Our selection of the top golf courses in Wales include some glorious traditional links and two courses with Ryder Cup connections
The design of this historic links has evolved under the guidance of Harry Colt, James Baird and Herbert Fowler among others. Dunes frame the holes and the course’s rugged, natural feel has been enhanced in recent years by the re-introduction of rough-edged bunkering.
Memorable holes include the blind par-3 3rd to a punchbowl green and the par-3 12th to a plateau green perched above the dunes and beach.
The club boasts that this hole is “is one of the hardest par 3s in British golf“.
It is all about the tee shot here, as the green is relatively flat, allowing birdie opportunities for those who have found the dance floor from the tee.
The Twenty Ten course opened in 2008, and was designed specifically to host the Ryder Cup, the first course to be purpose-built for the event. Nine of the holes came from the former Wentwood Hills course at the resort, and nine were freshly constructed.
The new design succeeded in its aim to provide dramatic risk-and-reward matchplay holes. Water features on half the holes.
This club was founded in 1890, but golf had been played on the site before then. During the First World War its course was requisitioned for military use, and so a new layout was crafted utilising the adjoining land.
During the Second World War parts of this course, including the area behind the 2nd green, were where the pre-fabricated harbours for Operation Overlord were constructed. Peacetime therefore brought about another redesign of the course.
This 2nd hole is now called Mulberry Landings and is a tricky par 3 with a two-tier green defended by six bunkers.
The present layout is flat links which was the first Welsh course to host final Open qualifying for The Open, in 2006. Conwy Golf Club will host the Curtis Cup in 2020.
Nefyn & District
Nefyn & District is one of the top golf courses in Wales even though it is two courses. Sort of. It has two layouts, the Old and the New. The club has 28 holes, and each layout uses the same opening 10 holes, before going their separate ways for the back eight.
The opening holes cling to the edge of the headland, and the Old has some dramatic, much-photographed clifftop holes along the Lleyn Peninsular. Both layouts require blind shots and have superb panoramas, with the sea in view from every hole. On a clear day, you can see the Wicklow mountains across the Irish Sea.
This South Wales golf course on the Gower Peninsular has the nickname ‘Links in the Sky’ as it is 200ft above sea level. As you may imagine, the course has splendid views and many elevation changes.
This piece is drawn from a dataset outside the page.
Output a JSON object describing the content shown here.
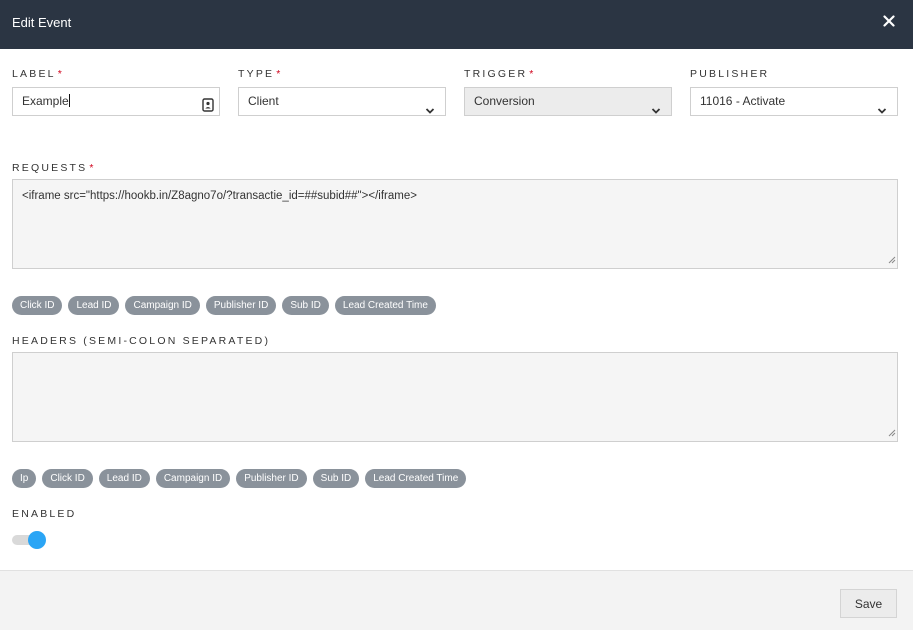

Another feature of the golf course at Pennard is the ruined 12th-century castle which gives its name to the 7th hole.